The nine-page investment research note dated Wednesday estimated that Disney would “hypothetically” get $4.8 billion for its broadcast-TV stations in New York, Los Angeles, Chicago and seven other big cities. That applied an earnings multiple of 11 to the $440 million of trailing EBITDA (earnings before interest, taxes, debt and amortization) cash flow generated by ABC stations, although other stock analysts have been lowering valuations to 10 and 9 multiples, which would result in a lower price tag.
David Miller, who wrote the Caris report, said Friday that his job is to anticipate corporate moves, adding that his note on Disney O&Os was not based on industry buzz, but rather extrapolating Disney’s current strategic thinking. He noted that Disney already shed its radio-stations business.

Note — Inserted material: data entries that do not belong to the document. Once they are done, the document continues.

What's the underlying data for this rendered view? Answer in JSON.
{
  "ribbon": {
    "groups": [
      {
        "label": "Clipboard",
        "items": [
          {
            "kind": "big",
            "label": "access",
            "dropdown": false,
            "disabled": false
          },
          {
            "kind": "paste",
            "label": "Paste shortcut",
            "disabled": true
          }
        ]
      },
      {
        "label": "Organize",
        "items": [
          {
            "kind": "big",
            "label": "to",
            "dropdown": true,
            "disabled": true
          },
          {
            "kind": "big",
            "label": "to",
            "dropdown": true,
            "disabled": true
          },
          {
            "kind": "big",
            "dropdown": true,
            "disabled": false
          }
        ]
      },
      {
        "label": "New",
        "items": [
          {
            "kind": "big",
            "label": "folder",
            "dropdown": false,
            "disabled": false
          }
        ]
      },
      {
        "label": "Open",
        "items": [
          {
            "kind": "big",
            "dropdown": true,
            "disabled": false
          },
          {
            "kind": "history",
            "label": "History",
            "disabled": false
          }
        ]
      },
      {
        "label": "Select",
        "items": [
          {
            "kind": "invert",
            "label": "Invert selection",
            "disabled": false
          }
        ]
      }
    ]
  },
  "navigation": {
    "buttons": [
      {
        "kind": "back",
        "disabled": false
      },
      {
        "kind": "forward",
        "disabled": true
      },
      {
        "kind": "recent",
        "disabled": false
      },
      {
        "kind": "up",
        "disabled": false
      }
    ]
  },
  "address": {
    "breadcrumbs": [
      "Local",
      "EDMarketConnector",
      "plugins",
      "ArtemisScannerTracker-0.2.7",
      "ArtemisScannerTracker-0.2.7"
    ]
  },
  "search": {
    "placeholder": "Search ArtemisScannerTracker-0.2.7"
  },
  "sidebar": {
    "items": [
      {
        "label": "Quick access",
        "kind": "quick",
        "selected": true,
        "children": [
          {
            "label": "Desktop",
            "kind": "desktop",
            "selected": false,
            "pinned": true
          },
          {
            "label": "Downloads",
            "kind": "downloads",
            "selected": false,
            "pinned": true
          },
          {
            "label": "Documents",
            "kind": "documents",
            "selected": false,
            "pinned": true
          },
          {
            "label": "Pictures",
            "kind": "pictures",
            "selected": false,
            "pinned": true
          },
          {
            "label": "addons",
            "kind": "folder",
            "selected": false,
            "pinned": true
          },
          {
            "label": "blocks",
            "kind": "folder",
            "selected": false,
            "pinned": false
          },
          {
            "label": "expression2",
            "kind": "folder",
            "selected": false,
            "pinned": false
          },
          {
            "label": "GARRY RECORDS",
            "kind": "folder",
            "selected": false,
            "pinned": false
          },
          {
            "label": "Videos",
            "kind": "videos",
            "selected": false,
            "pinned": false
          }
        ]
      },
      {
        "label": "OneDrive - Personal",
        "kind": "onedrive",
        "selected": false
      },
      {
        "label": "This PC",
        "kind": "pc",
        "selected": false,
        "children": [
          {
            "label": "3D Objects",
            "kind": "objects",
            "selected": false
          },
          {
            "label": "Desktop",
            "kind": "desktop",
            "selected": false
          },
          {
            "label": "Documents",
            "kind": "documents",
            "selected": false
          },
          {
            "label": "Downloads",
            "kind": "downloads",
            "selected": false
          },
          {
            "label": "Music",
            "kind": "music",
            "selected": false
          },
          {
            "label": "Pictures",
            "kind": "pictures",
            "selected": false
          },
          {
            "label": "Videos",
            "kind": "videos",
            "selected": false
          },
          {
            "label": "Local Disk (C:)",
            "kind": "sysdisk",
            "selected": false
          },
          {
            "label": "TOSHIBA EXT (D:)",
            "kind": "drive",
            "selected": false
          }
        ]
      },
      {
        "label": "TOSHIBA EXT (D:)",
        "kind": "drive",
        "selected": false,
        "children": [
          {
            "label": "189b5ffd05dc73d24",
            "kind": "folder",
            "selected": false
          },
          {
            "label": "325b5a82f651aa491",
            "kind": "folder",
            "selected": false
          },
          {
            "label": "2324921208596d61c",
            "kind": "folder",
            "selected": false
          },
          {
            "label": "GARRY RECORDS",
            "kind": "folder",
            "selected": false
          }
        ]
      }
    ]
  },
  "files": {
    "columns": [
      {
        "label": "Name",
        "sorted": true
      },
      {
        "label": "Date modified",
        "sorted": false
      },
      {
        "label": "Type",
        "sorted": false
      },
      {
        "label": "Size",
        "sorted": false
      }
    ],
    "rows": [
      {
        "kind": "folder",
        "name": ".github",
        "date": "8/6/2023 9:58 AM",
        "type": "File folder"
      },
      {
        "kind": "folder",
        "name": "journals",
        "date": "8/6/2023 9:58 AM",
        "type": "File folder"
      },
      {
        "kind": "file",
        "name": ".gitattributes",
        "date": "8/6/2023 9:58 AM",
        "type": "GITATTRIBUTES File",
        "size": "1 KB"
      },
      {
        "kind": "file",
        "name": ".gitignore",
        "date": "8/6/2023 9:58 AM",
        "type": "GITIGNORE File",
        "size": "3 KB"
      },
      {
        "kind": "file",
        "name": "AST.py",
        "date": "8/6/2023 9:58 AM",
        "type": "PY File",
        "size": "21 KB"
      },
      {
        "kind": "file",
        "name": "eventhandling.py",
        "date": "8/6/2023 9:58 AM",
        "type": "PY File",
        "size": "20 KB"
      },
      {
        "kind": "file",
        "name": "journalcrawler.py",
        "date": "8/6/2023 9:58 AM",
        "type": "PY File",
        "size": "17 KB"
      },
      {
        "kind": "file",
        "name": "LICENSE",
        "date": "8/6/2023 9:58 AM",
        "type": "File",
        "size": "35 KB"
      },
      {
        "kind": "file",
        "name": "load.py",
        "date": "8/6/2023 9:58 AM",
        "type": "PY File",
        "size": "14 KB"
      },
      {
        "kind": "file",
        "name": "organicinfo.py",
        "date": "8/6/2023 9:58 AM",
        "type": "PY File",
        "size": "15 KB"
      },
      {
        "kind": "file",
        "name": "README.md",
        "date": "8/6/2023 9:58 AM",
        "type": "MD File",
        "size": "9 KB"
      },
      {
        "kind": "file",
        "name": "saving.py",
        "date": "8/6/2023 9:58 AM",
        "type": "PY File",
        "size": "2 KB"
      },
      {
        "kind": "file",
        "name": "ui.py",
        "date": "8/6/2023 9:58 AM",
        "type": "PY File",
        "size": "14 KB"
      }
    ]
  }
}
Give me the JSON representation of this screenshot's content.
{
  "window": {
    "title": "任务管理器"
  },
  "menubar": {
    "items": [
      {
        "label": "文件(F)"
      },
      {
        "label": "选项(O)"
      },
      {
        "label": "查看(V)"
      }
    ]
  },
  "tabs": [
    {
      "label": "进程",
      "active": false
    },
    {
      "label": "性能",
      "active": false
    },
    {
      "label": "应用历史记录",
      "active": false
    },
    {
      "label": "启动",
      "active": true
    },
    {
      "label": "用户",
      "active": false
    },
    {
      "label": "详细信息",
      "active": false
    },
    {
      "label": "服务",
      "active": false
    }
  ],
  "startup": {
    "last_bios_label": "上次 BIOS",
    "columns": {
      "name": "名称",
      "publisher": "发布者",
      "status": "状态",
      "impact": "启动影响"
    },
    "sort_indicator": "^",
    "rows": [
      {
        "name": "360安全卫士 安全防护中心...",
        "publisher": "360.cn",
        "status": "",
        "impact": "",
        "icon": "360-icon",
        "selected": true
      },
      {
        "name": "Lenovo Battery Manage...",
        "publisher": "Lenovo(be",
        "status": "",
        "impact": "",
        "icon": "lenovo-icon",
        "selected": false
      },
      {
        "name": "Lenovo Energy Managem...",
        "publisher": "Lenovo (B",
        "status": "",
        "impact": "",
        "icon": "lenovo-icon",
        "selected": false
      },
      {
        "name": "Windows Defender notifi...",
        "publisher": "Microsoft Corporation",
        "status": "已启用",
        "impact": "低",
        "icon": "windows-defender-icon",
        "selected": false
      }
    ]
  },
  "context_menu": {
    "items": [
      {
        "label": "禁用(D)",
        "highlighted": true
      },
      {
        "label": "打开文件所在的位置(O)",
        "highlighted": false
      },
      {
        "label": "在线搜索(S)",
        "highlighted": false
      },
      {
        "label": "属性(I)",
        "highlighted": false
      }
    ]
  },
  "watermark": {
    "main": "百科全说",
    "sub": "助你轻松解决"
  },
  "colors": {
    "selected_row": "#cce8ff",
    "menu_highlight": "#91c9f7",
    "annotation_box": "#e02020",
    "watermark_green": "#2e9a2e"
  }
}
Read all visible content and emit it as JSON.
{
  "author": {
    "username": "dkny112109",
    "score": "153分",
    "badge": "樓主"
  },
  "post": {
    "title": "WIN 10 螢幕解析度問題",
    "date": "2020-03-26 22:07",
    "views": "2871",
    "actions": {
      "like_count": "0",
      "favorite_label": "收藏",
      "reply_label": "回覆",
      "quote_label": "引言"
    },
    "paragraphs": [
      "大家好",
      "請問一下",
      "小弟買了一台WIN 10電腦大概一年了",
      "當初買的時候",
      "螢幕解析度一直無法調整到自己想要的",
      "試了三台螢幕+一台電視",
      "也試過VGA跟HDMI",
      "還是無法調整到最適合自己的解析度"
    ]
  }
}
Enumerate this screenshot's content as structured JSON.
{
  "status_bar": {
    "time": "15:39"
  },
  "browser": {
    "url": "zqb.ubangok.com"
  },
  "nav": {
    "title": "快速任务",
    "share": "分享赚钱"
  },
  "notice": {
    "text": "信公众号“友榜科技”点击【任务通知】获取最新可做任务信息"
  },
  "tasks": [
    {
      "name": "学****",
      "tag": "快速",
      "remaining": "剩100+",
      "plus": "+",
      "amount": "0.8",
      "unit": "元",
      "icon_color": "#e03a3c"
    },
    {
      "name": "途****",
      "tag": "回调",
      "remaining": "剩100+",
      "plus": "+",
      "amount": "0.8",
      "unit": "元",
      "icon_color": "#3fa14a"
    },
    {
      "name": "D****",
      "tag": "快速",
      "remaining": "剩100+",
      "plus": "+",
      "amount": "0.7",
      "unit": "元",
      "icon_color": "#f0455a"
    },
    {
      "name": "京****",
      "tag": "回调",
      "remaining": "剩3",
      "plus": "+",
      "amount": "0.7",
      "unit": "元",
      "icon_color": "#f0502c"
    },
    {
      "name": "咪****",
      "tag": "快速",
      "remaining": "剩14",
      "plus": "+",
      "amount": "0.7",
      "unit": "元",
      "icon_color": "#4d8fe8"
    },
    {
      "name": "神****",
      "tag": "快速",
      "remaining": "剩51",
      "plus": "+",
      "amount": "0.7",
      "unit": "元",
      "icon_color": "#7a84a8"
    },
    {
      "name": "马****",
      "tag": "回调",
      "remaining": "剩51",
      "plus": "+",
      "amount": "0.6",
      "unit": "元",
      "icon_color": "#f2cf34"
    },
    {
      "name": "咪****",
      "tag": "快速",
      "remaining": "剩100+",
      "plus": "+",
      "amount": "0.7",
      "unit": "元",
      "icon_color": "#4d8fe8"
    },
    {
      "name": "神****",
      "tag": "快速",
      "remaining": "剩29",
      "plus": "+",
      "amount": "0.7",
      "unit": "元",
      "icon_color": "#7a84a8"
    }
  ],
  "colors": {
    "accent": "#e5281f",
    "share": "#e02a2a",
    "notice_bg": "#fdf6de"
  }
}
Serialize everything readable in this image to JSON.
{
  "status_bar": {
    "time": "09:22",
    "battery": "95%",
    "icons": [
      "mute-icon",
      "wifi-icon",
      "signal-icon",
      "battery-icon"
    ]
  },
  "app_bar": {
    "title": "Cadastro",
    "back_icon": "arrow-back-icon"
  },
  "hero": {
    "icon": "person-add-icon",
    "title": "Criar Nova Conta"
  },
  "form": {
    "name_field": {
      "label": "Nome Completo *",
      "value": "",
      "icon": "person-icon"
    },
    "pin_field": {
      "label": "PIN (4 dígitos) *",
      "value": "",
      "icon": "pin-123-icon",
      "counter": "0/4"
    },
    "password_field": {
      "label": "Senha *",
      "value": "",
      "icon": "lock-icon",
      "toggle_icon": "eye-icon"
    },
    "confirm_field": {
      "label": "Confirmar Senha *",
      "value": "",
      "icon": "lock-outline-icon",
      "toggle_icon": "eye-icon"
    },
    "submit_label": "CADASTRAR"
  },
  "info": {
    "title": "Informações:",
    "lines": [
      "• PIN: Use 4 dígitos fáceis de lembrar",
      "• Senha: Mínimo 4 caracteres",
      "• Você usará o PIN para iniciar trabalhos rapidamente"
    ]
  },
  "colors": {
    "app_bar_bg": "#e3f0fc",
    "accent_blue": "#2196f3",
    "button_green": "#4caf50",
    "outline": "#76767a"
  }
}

Disney is a leading owner of basic-cable networks, including ESPN, which the Caris report did not see being unloaded.
There is no precedent for a major broadcast network operating without a foundation of O&O TV stations as an anchor in major cities, but there is no regulatory obstacle. The Caris report said Disney would simply require buyers of its O&O stations to maintain ABC network affiliation.
In recent years, network broadcasters have been selling some of their TV stations, shrinking their O&O groups, although not in the biggest cities.
For example, NBC Universal is selling Miami NBC outlet WTVJ to Post-Newsweek Stations. And private-equity investor Oak Hill Capital Partners bought eight Fox O&Os for $1.1 billion earlier this year.
In a May appearance at an investors' conference, Disney president and CEO Bob Iger -- himself an ABC alum -- said the broadcasting business itself isn’t attractive, but it becomes important when feeding content to Disney’s TV-program-production/distribution business in Hollywood.
“If we were not in the studio business in this day and age, it would be pretty challenging” to be in that network business, Iger told the 2008 Bernstein Strategic Decisions Conference. At that time, he added that the O&O stations’ earnings outlook was “solid.”